173.The Government faces a considerable challenge in maintaining environmental legislation through the Great Repeal Bill, while at the same time developing domestic agriculture and fisheries policies.
174.Defra and BEIS will also need to ensure that UK and EU policy developments that continue to occur outside and alongside the Brexit process receive the necessary attention from both staff and Ministers.
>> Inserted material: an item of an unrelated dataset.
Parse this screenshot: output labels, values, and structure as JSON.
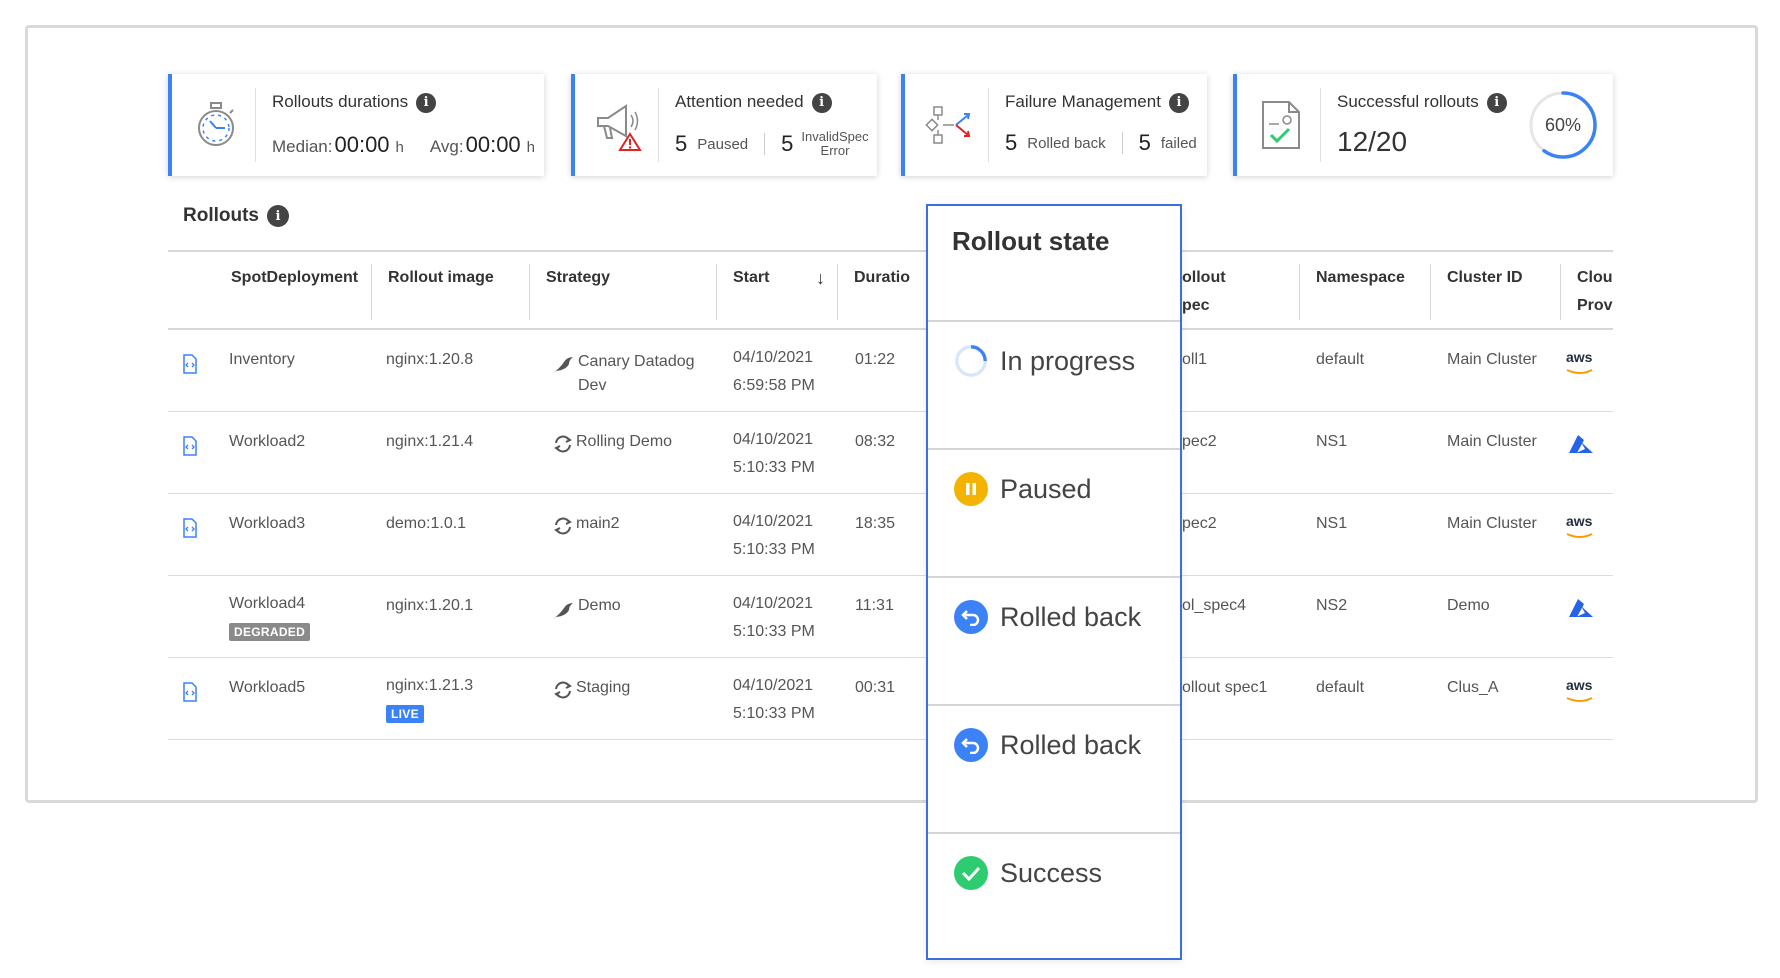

The Government, and Defra in particular, will need a very substantial increase in resources in order to tackle these challenges, both during and after the Brexit process.
261 Greenpeace, ‘Brexit: ‘How much EU money currently goes to the environment?’, 7 October 2016: [accessed 19 January 2017]
265 The Royal Society, UK Research and the European Union: The role of the EU in funding UK research, December 2015: [accessed 19 January 2017]
266 Committee on Climate Change, Meeting Carbon Budgets: Implications of Brexit for UK climate policy, October 2016: [accessed 19 January 2017]
267 HM Treasury, Chancellor Philip Hammond guarantees EU funding beyond date UK leaves the EU, 13 August 2016: [accessed 19 January 2017]
268 HM Government, The United Kingdom’s exit from and new partnership with the European Union, Cm 9417, February 2017, p 35: [accessed 6 February 2017]
270 Committee on Climate Change, Meeting Carbon Budgets : Implications of Brexit for UK climate policy, October 2016: [accessed 19 January 2017]
271 Energy and Climate Change Committee, (Third Report, Session 2016–17, HC 705)
272 Greenpeace, ‘Brexit: Is Billions in climate funding at risk?’, 13 October 2016: [accessed 19 January 2017]
274 (Michael Jacobs)
275 Energy and Climate Change Committee, (Third Report, Session 2016–17, HC 705)
276 ‘EU bank chief warns of end to cheap infrastructure loans for British projects’, Financial Times, 11 October 2016
278 The European Community acceded to the Gothenburg Protocol by Council Decision 2003/507/EC of 13 June 2003, (17 July 2003) p 1–2. Subsequent amendments to the Gothenburg Protocol were adopted by the EU in 2013 by Decision 2013/0448 (18 December 2013)
279 Directive 2001/81/EC of the European Parliament and of the Council of 23 October 2001 on national emission ceilings for certain atmospheric pollutants (27 November 2001) pp 22–30
282 Prime Minister Theresa May, Speech on The Government’s negotiating objectives for exiting the EU, 17 January 2017: [accessed 19 January 2017]
284 Civil Service jobs: : [accessed 19 December 2016]
285 HM Treasury, Spending Review and Autumn Statement 2015, Cm 9162, November 2015, p 110: [accessed 6 February 2017]
289 (Jacob Hayler)
291 Written evidence from the Grantham Institute ()
292 Written evidence from The Wildlife Trusts ();
294 Written evidence from the RSPB ()